● **What you should do**: Please return the whole listing. Keep each line exactly the same.

━━ Provided entries ━━

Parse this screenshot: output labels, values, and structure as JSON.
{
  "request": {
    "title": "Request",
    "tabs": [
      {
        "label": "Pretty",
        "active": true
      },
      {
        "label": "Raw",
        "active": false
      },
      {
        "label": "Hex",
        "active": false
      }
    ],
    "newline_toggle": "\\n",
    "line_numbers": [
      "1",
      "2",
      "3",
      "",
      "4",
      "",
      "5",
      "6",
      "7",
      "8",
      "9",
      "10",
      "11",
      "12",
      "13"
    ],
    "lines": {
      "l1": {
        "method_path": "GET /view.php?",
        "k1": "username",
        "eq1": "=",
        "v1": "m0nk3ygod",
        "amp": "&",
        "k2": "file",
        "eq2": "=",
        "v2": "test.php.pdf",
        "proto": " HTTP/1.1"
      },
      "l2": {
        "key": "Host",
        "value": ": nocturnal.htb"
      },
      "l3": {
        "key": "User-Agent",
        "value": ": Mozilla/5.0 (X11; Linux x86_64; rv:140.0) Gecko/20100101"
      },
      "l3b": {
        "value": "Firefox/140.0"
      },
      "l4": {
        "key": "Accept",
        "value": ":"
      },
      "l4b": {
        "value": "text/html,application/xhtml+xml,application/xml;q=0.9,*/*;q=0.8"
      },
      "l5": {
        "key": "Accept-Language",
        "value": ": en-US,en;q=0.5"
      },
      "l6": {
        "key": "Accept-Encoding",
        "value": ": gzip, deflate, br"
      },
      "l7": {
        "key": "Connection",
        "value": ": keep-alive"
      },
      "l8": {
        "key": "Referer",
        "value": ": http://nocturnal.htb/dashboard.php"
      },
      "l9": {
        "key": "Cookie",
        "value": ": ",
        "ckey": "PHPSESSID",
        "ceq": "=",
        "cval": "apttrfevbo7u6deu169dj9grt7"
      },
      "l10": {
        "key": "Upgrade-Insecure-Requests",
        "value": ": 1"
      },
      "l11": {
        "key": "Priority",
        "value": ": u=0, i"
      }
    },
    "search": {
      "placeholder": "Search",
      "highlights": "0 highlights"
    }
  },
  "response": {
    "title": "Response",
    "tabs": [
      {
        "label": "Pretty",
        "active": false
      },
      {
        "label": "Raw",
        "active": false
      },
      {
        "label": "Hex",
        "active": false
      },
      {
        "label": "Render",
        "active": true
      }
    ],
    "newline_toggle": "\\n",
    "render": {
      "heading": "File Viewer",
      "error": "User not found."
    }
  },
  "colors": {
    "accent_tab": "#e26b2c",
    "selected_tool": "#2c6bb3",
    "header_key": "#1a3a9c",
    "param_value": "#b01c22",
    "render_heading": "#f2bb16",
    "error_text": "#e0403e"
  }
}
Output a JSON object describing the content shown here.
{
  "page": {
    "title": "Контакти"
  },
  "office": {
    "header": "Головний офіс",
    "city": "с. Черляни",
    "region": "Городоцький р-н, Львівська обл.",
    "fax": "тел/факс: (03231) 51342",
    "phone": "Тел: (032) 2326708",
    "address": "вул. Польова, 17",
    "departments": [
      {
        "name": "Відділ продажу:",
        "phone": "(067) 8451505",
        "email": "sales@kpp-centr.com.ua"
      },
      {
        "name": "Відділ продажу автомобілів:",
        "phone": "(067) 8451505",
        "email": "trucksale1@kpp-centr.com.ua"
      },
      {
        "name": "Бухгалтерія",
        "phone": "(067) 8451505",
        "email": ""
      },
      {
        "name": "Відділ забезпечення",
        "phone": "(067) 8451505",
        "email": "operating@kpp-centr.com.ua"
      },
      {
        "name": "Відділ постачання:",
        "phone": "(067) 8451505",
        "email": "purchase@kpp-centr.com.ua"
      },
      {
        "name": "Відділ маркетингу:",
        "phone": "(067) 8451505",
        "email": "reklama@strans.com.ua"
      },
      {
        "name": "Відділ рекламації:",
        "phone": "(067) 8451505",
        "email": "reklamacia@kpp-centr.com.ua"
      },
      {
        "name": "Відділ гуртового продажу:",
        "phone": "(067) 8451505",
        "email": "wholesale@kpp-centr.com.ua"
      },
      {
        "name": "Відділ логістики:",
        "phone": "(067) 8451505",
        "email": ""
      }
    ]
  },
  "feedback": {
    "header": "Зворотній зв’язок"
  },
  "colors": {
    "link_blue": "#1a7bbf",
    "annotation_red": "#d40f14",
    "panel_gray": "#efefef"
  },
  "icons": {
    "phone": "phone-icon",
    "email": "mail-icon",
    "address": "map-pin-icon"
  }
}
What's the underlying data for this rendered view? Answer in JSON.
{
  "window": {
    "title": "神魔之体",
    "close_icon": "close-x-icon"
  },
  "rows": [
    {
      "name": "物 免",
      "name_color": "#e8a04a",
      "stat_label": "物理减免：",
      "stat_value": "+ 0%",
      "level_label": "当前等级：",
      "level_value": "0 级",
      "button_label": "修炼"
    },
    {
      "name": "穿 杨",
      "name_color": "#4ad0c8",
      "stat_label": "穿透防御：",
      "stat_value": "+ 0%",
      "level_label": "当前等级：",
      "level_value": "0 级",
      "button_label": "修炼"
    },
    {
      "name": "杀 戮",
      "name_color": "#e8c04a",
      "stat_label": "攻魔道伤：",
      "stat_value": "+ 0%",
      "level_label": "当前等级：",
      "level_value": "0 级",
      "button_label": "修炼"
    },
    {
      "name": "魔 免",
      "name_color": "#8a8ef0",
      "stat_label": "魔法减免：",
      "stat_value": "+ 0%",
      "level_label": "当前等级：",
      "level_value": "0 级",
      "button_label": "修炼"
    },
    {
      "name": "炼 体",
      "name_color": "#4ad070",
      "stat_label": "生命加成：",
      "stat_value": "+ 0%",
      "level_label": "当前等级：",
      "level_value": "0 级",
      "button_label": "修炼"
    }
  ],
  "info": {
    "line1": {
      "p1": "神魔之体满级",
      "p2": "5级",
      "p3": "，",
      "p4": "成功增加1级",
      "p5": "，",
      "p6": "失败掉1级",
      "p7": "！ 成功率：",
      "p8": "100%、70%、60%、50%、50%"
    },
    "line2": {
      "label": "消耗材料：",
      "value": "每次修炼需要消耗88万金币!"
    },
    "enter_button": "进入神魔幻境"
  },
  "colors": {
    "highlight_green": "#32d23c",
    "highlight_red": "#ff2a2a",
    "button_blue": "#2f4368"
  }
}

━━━

● **Output for this exercise**:
Parse this screenshot: output labels, values, and structure as JSON.
{
  "request": {
    "title": "Request",
    "tabs": [
      {
        "label": "Pretty",
        "active": true
      },
      {
        "label": "Raw",
        "active": false
      },
      {
        "label": "Hex",
        "active": false
      }
    ],
    "newline_toggle": "\\n",
    "line_numbers": [
      "1",
      "2",
      "3",
      "",
      "4",
      "",
      "5",
      "6",
      "7",
      "8",
      "9",
      "10",
      "11",
      "12",
      "13"
    ],
    "lines": {
      "l1": {
        "method_path": "GET /view.php?",
        "k1": "username",
        "eq1": "=",
        "v1": "m0nk3ygod",
        "amp": "&",
        "k2": "file",
        "eq2": "=",
        "v2": "test.php.pdf",
        "proto": " HTTP/1.1"
      },
      "l2": {
        "key": "Host",
        "value": ": nocturnal.htb"
      },
      "l3": {
        "key": "User-Agent",
        "value": ": Mozilla/5.0 (X11; Linux x86_64; rv:140.0) Gecko/20100101"
      },
      "l3b": {
        "value": "Firefox/140.0"
      },
      "l4": {
        "key": "Accept",
        "value": ":"
      },
      "l4b": {
        "value": "text/html,application/xhtml+xml,application/xml;q=0.9,*/*;q=0.8"
      },
      "l5": {
        "key": "Accept-Language",
        "value": ": en-US,en;q=0.5"
      },
      "l6": {
        "key": "Accept-Encoding",
        "value": ": gzip, deflate, br"
      },
      "l7": {
        "key": "Connection",
        "value": ": keep-alive"
      },
      "l8": {
        "key": "Referer",
        "value": ": http://nocturnal.htb/dashboard.php"
      },
      "l9": {
        "key": "Cookie",
        "value": ": ",
        "ckey": "PHPSESSID",
        "ceq": "=",
        "cval": "apttrfevbo7u6deu169dj9grt7"
      },
      "l10": {
        "key": "Upgrade-Insecure-Requests",
        "value": ": 1"
      },
      "l11": {
        "key": "Priority",
        "value": ": u=0, i"
      }
    },
    "search": {
      "placeholder": "Search",
      "highlights": "0 highlights"
    }
  },
  "response": {
    "title": "Response",
    "tabs": [
      {
        "label": "Pretty",
        "active": false
      },
      {
        "label": "Raw",
        "active": false
      },
      {
        "label": "Hex",
        "active": false
      },
      {
        "label": "Render",
        "active": true
      }
    ],
    "newline_toggle": "\\n",
    "render": {
      "heading": "File Viewer",
      "error": "User not found."
    }
  },
  "colors": {
    "accent_tab": "#e26b2c",
    "selected_tool": "#2c6bb3",
    "header_key": "#1a3a9c",
    "param_value": "#b01c22",
    "render_heading": "#f2bb16",
    "error_text": "#e0403e"
  }
}
Output a JSON object describing the content shown here.
{
  "page": {
    "title": "Контакти"
  },
  "office": {
    "header": "Головний офіс",
    "city": "с. Черляни",
    "region": "Городоцький р-н, Львівська обл.",
    "fax": "тел/факс: (03231) 51342",
    "phone": "Тел: (032) 2326708",
    "address": "вул. Польова, 17",
    "departments": [
      {
        "name": "Відділ продажу:",
        "phone": "(067) 8451505",
        "email": "sales@kpp-centr.com.ua"
      },
      {
        "name": "Відділ продажу автомобілів:",
        "phone": "(067) 8451505",
        "email": "trucksale1@kpp-centr.com.ua"
      },
      {
        "name": "Бухгалтерія",
        "phone": "(067) 8451505",
        "email": ""
      },
      {
        "name": "Відділ забезпечення",
        "phone": "(067) 8451505",
        "email": "operating@kpp-centr.com.ua"
      },
      {
        "name": "Відділ постачання:",
        "phone": "(067) 8451505",
        "email": "purchase@kpp-centr.com.ua"
      },
      {
        "name": "Відділ маркетингу:",
        "phone": "(067) 8451505",
        "email": "reklama@strans.com.ua"
      },
      {
        "name": "Відділ рекламації:",
        "phone": "(067) 8451505",
        "email": "reklamacia@kpp-centr.com.ua"
      },
      {
        "name": "Відділ гуртового продажу:",
        "phone": "(067) 8451505",
        "email": "wholesale@kpp-centr.com.ua"
      },
      {
        "name": "Відділ логістики:",
        "phone": "(067) 8451505",
        "email": ""
      }
    ]
  },
  "feedback": {
    "header": "Зворотній зв’язок"
  },
  "colors": {
    "link_blue": "#1a7bbf",
    "annotation_red": "#d40f14",
    "panel_gray": "#efefef"
  },
  "icons": {
    "phone": "phone-icon",
    "email": "mail-icon",
    "address": "map-pin-icon"
  }
}
What's the underlying data for this rendered view? Answer in JSON.
{
  "window": {
    "title": "神魔之体",
    "close_icon": "close-x-icon"
  },
  "rows": [
    {
      "name": "物 免",
      "name_color": "#e8a04a",
      "stat_label": "物理减免：",
      "stat_value": "+ 0%",
      "level_label": "当前等级：",
      "level_value": "0 级",
      "button_label": "修炼"
    },
    {
      "name": "穿 杨",
      "name_color": "#4ad0c8",
      "stat_label": "穿透防御：",
      "stat_value": "+ 0%",
      "level_label": "当前等级：",
      "level_value": "0 级",
      "button_label": "修炼"
    },
    {
      "name": "杀 戮",
      "name_color": "#e8c04a",
      "stat_label": "攻魔道伤：",
      "stat_value": "+ 0%",
      "level_label": "当前等级：",
      "level_value": "0 级",
      "button_label": "修炼"
    },
    {
      "name": "魔 免",
      "name_color": "#8a8ef0",
      "stat_label": "魔法减免：",
      "stat_value": "+ 0%",
      "level_label": "当前等级：",
      "level_value": "0 级",
      "button_label": "修炼"
    },
    {
      "name": "炼 体",
      "name_color": "#4ad070",
      "stat_label": "生命加成：",
      "stat_value": "+ 0%",
      "level_label": "当前等级：",
      "level_value": "0 级",
      "button_label": "修炼"
    }
  ],
  "info": {
    "line1": {
      "p1": "神魔之体满级",
      "p2": "5级",
      "p3": "，",
      "p4": "成功增加1级",
      "p5": "，",
      "p6": "失败掉1级",
      "p7": "！ 成功率：",
      "p8": "100%、70%、60%、50%、50%"
    },
    "line2": {
      "label": "消耗材料：",
      "value": "每次修炼需要消耗88万金币!"
    },
    "enter_button": "进入神魔幻境"
  },
  "colors": {
    "highlight_green": "#32d23c",
    "highlight_red": "#ff2a2a",
    "button_blue": "#2f4368"
  }
}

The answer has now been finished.